==== Exercise materials ====

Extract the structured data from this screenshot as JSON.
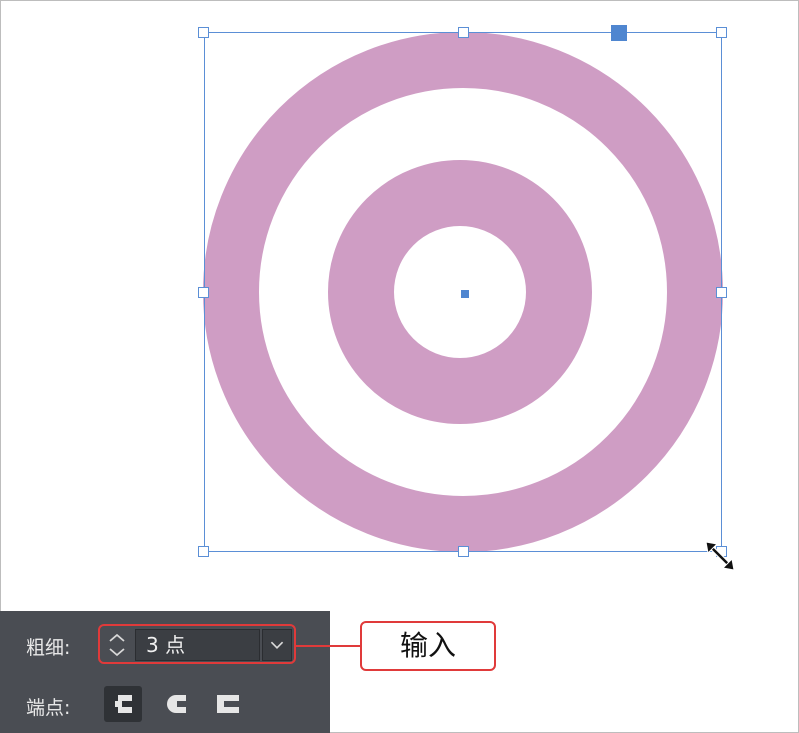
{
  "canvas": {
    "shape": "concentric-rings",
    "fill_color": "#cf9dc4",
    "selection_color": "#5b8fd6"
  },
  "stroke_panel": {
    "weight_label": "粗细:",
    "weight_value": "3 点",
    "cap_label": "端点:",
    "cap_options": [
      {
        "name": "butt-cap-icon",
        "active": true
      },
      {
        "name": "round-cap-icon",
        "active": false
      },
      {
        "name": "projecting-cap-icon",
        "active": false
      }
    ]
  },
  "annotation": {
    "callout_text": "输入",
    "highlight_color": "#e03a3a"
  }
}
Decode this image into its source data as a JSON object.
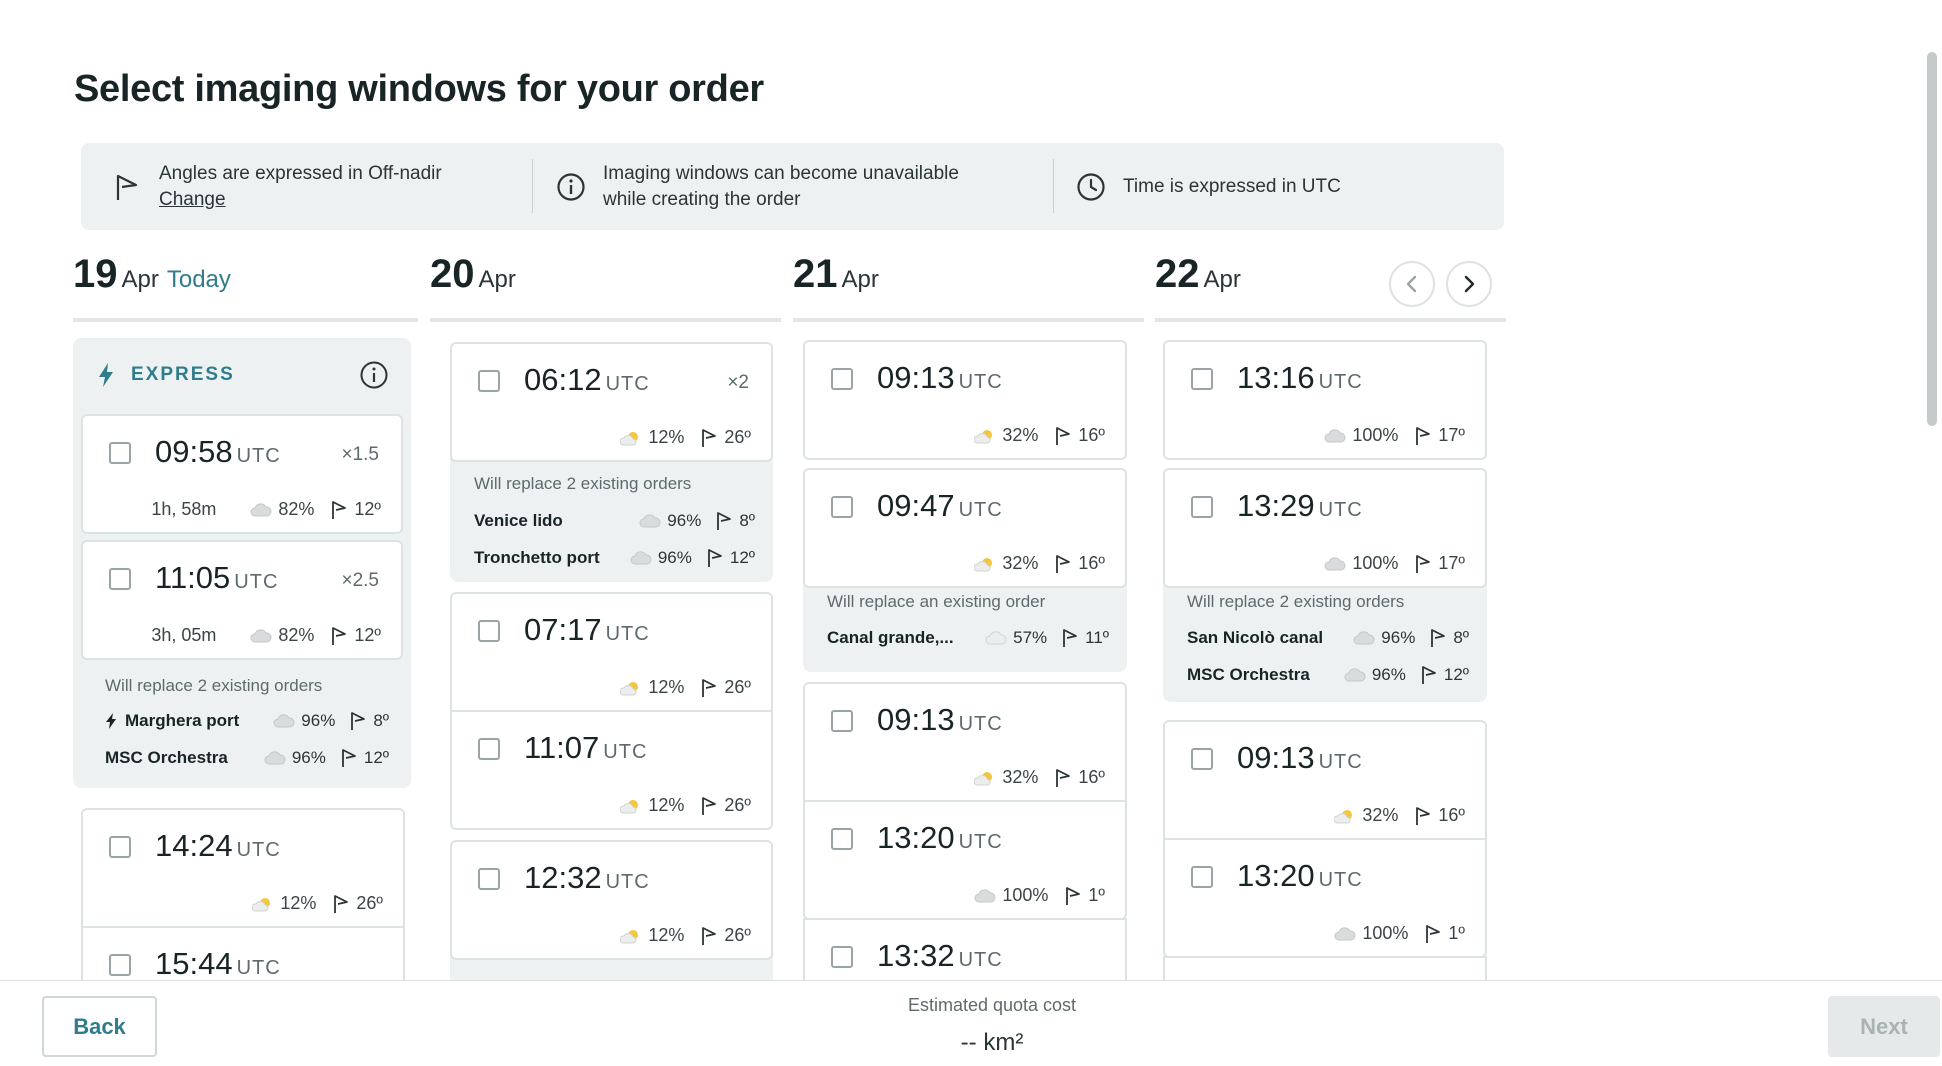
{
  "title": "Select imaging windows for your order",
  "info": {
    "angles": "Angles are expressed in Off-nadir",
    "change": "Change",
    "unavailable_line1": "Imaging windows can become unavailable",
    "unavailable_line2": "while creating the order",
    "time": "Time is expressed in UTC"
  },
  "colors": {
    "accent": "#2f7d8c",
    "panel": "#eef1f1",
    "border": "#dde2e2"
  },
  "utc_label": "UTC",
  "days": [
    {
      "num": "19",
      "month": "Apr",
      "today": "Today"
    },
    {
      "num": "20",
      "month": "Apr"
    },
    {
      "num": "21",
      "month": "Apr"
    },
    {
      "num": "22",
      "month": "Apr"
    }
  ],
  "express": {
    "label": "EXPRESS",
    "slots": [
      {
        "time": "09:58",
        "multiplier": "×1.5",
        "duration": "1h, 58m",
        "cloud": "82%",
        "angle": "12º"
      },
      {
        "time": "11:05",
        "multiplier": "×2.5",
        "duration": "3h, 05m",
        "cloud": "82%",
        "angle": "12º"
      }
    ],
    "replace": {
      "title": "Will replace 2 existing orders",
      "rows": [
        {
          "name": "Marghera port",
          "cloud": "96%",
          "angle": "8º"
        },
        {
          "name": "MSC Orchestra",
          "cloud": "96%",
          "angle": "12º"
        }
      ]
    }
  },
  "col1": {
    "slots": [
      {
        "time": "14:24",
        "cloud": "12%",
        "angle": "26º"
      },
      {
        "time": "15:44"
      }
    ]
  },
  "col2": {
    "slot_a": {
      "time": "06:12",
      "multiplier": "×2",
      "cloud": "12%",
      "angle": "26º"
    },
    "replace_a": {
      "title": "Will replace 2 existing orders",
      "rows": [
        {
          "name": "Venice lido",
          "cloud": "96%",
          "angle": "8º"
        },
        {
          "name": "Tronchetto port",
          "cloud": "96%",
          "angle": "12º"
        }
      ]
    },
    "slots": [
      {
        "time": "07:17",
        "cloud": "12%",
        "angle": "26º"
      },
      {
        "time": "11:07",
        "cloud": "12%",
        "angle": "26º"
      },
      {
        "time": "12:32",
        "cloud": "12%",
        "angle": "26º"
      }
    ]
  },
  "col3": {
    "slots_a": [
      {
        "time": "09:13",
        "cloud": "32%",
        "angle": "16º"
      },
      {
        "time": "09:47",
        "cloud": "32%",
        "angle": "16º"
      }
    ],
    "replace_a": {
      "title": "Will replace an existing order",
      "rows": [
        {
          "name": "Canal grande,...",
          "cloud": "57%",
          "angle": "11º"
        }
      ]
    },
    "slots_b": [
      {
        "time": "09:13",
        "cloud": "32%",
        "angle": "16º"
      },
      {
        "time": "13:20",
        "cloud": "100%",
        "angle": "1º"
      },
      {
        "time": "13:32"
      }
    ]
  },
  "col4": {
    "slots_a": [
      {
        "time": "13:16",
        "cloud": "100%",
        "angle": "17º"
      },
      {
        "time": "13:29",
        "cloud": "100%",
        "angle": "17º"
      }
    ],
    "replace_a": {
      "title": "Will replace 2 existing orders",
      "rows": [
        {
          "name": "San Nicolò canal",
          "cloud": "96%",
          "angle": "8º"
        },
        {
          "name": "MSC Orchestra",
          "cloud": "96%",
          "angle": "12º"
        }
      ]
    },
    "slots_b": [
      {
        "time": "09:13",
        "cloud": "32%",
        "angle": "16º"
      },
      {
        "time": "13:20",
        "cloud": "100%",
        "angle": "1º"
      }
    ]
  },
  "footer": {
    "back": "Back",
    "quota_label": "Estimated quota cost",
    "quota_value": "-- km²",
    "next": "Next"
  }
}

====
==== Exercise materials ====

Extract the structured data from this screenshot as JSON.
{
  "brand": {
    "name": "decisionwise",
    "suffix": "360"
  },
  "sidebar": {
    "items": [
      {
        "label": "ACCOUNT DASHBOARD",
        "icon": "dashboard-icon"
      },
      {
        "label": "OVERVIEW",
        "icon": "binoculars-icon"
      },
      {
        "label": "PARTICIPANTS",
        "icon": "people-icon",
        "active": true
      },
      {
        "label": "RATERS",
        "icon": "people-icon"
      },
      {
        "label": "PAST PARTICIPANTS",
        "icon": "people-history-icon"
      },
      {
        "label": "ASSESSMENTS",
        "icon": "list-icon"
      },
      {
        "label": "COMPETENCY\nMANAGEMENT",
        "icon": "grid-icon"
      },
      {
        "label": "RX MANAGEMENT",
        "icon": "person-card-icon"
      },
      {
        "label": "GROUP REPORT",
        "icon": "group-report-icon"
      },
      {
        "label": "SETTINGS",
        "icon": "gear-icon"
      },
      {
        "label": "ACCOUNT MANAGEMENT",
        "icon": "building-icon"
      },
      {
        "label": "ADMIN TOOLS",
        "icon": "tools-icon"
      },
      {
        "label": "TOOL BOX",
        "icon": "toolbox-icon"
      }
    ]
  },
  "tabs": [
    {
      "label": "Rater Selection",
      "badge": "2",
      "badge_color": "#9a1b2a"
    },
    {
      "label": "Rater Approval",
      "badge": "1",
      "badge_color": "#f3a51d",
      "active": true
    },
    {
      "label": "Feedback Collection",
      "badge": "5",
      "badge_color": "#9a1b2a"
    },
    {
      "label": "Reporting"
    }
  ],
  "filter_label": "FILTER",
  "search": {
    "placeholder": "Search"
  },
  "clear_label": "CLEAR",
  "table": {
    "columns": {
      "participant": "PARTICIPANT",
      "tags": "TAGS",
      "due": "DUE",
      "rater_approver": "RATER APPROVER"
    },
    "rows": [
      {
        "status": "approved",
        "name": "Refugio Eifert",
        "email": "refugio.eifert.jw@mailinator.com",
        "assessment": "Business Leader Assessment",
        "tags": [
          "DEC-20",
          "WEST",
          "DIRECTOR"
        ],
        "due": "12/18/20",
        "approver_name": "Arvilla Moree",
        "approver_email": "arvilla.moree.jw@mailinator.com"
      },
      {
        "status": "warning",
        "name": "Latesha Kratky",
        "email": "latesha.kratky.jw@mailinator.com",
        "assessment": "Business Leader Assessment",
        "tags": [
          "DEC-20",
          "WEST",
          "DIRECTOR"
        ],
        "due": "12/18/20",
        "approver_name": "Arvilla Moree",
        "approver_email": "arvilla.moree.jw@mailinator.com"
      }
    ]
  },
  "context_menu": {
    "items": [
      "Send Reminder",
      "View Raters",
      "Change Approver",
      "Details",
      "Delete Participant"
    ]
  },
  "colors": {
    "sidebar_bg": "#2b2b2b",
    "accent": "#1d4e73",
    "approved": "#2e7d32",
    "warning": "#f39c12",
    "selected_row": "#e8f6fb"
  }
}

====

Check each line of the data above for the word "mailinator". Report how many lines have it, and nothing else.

4